TASK GOAL:
Each entry in the material below should be copied without any alteration.

DATASET RECORDS:
-----
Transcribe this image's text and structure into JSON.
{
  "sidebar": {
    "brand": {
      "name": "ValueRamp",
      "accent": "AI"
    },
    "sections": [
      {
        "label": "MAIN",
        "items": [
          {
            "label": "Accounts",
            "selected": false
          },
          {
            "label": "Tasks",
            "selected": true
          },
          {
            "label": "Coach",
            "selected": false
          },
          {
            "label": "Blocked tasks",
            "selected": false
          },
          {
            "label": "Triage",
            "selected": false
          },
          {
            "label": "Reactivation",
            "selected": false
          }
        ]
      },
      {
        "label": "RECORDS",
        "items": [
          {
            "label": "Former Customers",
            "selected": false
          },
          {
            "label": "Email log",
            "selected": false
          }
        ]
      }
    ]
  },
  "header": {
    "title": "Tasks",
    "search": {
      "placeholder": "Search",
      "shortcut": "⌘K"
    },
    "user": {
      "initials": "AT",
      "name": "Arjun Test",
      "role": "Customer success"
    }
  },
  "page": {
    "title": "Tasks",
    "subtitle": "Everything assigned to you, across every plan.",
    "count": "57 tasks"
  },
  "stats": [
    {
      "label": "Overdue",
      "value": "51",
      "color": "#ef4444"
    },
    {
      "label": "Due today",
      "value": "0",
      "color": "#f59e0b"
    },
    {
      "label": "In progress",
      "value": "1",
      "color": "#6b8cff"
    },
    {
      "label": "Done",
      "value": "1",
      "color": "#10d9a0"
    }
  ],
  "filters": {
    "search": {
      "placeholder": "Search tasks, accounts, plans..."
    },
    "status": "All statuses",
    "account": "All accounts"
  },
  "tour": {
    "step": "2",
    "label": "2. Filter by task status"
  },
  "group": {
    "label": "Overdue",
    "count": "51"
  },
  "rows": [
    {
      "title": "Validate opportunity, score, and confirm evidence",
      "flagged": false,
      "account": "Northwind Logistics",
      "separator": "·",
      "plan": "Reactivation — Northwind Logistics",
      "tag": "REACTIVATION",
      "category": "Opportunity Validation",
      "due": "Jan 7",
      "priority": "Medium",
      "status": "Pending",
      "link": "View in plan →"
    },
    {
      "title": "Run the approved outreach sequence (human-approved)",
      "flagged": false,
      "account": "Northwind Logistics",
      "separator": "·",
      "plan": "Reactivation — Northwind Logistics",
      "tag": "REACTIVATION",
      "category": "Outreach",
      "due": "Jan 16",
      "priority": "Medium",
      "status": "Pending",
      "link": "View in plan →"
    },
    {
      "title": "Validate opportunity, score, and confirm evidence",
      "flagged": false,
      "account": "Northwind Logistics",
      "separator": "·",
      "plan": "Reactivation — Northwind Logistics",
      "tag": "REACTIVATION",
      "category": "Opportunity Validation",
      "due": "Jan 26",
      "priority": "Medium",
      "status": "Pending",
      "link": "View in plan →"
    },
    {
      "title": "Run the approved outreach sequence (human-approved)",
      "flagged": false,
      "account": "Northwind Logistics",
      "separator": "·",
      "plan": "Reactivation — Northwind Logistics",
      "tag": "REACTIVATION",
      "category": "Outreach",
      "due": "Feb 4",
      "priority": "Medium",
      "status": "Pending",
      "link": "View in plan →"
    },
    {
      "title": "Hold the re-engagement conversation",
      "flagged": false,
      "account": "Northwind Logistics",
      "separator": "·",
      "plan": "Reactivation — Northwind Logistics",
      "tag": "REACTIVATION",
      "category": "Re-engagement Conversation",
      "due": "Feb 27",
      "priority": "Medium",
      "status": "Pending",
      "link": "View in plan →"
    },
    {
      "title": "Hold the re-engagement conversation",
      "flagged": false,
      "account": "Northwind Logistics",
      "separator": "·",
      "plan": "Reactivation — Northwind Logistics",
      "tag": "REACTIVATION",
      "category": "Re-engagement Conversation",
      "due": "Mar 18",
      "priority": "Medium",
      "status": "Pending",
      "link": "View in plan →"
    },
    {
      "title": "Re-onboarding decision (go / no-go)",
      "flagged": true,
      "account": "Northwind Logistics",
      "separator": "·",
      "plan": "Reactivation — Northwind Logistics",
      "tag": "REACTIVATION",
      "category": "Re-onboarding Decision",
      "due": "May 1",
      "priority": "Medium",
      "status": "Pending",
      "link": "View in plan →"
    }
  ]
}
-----
RESULT BELOW:
Transcribe this image's text and structure into JSON.
{
  "sidebar": {
    "brand": {
      "name": "ValueRamp",
      "accent": "AI"
    },
    "sections": [
      {
        "label": "MAIN",
        "items": [
          {
            "label": "Accounts",
            "selected": false
          },
          {
            "label": "Tasks",
            "selected": true
          },
          {
            "label": "Coach",
            "selected": false
          },
          {
            "label": "Blocked tasks",
            "selected": false
          },
          {
            "label": "Triage",
            "selected": false
          },
          {
            "label": "Reactivation",
            "selected": false
          }
        ]
      },
      {
        "label": "RECORDS",
        "items": [
          {
            "label": "Former Customers",
            "selected": false
          },
          {
            "label": "Email log",
            "selected": false
          }
        ]
      }
    ]
  },
  "header": {
    "title": "Tasks",
    "search": {
      "placeholder": "Search",
      "shortcut": "⌘K"
    },
    "user": {
      "initials": "AT",
      "name": "Arjun Test",
      "role": "Customer success"
    }
  },
  "page": {
    "title": "Tasks",
    "subtitle": "Everything assigned to you, across every plan.",
    "count": "57 tasks"
  },
  "stats": [
    {
      "label": "Overdue",
      "value": "51",
      "color": "#ef4444"
    },
    {
      "label": "Due today",
      "value": "0",
      "color": "#f59e0b"
    },
    {
      "label": "In progress",
      "value": "1",
      "color": "#6b8cff"
    },
    {
      "label": "Done",
      "value": "1",
      "color": "#10d9a0"
    }
  ],
  "filters": {
    "search": {
      "placeholder": "Search tasks, accounts, plans..."
    },
    "status": "All statuses",
    "account": "All accounts"
  },
  "tour": {
    "step": "2",
    "label": "2. Filter by task status"
  },
  "group": {
    "label": "Overdue",
    "count": "51"
  },
  "rows": [
    {
      "title": "Validate opportunity, score, and confirm evidence",
      "flagged": false,
      "account": "Northwind Logistics",
      "separator": "·",
      "plan": "Reactivation — Northwind Logistics",
      "tag": "REACTIVATION",
      "category": "Opportunity Validation",
      "due": "Jan 7",
      "priority": "Medium",
      "status": "Pending",
      "link": "View in plan →"
    },
    {
      "title": "Run the approved outreach sequence (human-approved)",
      "flagged": false,
      "account": "Northwind Logistics",
      "separator": "·",
      "plan": "Reactivation — Northwind Logistics",
      "tag": "REACTIVATION",
      "category": "Outreach",
      "due": "Jan 16",
      "priority": "Medium",
      "status": "Pending",
      "link": "View in plan →"
    },
    {
      "title": "Validate opportunity, score, and confirm evidence",
      "flagged": false,
      "account": "Northwind Logistics",
      "separator": "·",
      "plan": "Reactivation — Northwind Logistics",
      "tag": "REACTIVATION",
      "category": "Opportunity Validation",
      "due": "Jan 26",
      "priority": "Medium",
      "status": "Pending",
      "link": "View in plan →"
    },
    {
      "title": "Run the approved outreach sequence (human-approved)",
      "flagged": false,
      "account": "Northwind Logistics",
      "separator": "·",
      "plan": "Reactivation — Northwind Logistics",
      "tag": "REACTIVATION",
      "category": "Outreach",
      "due": "Feb 4",
      "priority": "Medium",
      "status": "Pending",
      "link": "View in plan →"
    },
    {
      "title": "Hold the re-engagement conversation",
      "flagged": false,
      "account": "Northwind Logistics",
      "separator": "·",
      "plan": "Reactivation — Northwind Logistics",
      "tag": "REACTIVATION",
      "category": "Re-engagement Conversation",
      "due": "Feb 27",
      "priority": "Medium",
      "status": "Pending",
      "link": "View in plan →"
    },
    {
      "title": "Hold the re-engagement conversation",
      "flagged": false,
      "account": "Northwind Logistics",
      "separator": "·",
      "plan": "Reactivation — Northwind Logistics",
      "tag": "REACTIVATION",
      "category": "Re-engagement Conversation",
      "due": "Mar 18",
      "priority": "Medium",
      "status": "Pending",
      "link": "View in plan →"
    },
    {
      "title": "Re-onboarding decision (go / no-go)",
      "flagged": true,
      "account": "Northwind Logistics",
      "separator": "·",
      "plan": "Reactivation — Northwind Logistics",
      "tag": "REACTIVATION",
      "category": "Re-onboarding Decision",
      "due": "May 1",
      "priority": "Medium",
      "status": "Pending",
      "link": "View in plan →"
    }
  ]
}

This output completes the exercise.